Russo and Greg Hall’s script is sound enough, springing a couple moderate later surprises to good effect, though to American ears, some dialogue may get lost in thick working-class accents. But the primary strengths here lie in Barantini’s handling and his strong cast, which bring a lot of no-nonsense conviction to material that might easily have translated as a bit second-hand.
“Villain” (which has no relation to the 1971 Brit gangster film of the same title, which gave Richard Burton his nastiest screen role) is brisk yet flavorful, gritty even when stylish, its occasional plot-logic leap smoothed over by a tone that deftly balances a resigned good humor with violent threat — a mix key to Eddie’s character. He refuses to assume a tragic grandeur, even as fate bends in that direction. When the modest hopes he has for a normal life are dashed, he applies himself to the rather grisly business of a forced alternative without batting an eye. (We learn little about his criminal past, but at one point it becomes very clear he’s had prior experience in disposing of corpses.)
Fairbrass communicates all this while seeming to do very little — like a large wild animal, Eddie’s stillness only underlines his readiness to pounce — while Russo is equally fine as Sean, who’s as fundamentally weak as his brother is strong. There isn’t a weak link among the supporting players, all of whom lend potentially stereotypical roles a convincingly lived-in feel.

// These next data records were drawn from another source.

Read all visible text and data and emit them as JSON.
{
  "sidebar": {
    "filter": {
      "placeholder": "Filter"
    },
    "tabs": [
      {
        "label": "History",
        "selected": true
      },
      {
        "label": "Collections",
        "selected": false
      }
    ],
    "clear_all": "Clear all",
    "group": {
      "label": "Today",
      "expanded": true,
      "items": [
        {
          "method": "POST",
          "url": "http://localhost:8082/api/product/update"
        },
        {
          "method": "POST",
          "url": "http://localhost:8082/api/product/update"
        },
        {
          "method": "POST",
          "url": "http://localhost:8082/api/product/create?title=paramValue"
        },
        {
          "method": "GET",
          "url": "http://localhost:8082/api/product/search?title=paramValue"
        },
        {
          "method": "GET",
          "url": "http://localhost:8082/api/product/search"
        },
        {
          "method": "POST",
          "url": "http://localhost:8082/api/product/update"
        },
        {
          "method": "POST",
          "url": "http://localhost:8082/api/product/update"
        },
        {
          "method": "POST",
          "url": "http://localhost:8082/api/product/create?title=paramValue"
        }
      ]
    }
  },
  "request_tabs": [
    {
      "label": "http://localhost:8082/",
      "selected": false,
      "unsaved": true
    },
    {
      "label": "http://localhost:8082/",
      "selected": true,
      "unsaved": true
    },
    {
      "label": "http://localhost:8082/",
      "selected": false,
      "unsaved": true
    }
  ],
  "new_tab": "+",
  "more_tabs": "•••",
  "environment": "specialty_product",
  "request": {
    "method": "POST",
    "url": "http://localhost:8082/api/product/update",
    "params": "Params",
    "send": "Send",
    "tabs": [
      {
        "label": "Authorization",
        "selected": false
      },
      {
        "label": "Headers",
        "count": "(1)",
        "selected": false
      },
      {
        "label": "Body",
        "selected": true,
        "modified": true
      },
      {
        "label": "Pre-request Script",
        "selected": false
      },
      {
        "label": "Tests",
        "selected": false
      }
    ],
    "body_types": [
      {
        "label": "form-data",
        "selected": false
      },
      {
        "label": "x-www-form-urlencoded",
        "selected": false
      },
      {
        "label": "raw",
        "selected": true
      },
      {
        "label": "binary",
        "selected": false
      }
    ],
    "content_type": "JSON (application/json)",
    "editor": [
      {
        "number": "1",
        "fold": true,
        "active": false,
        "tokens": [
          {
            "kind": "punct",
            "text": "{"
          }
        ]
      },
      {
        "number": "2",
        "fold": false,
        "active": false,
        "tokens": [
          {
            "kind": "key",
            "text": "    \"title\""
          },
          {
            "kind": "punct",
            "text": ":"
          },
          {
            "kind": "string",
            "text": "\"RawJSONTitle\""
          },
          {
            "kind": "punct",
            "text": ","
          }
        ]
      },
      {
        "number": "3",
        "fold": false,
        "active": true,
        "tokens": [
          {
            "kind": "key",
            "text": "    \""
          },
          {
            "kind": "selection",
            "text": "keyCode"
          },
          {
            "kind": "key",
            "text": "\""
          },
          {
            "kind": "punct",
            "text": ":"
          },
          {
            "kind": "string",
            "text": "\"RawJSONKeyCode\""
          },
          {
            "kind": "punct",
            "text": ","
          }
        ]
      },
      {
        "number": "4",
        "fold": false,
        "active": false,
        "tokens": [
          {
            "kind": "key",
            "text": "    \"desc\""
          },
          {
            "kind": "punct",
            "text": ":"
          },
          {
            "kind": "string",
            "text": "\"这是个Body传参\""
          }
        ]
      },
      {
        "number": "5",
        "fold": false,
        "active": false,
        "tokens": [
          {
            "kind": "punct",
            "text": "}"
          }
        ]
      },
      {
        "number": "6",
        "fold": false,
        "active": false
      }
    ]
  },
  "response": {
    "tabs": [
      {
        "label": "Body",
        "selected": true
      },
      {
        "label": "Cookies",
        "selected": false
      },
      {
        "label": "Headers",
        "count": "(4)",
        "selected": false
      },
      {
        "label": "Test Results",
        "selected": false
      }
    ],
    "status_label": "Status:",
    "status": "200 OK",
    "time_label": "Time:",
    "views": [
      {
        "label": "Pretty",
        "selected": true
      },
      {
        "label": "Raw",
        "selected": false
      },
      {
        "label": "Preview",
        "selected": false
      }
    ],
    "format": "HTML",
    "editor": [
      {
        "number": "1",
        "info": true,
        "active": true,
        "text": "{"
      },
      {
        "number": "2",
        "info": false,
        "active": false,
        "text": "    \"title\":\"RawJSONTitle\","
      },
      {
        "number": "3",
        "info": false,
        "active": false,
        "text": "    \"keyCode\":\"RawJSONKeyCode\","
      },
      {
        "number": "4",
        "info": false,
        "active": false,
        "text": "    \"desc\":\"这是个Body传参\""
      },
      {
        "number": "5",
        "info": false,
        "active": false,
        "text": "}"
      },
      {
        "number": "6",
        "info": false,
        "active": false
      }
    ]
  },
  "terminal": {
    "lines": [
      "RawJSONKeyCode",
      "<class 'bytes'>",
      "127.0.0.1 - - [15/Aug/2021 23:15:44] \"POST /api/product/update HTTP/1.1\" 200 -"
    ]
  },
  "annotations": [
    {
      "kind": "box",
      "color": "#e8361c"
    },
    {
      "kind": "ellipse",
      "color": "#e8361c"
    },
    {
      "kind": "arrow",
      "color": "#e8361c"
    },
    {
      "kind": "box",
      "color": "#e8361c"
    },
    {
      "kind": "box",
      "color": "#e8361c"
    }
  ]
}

The production is nicely handled on all other fronts, with particularly valuable contributions from DP Matthew Lewis’ selectively bold (but never ostentatious) compositions, Aimee Meek’s thoughtful production design, and an effectively restrained score by David Ridley and Aaron May.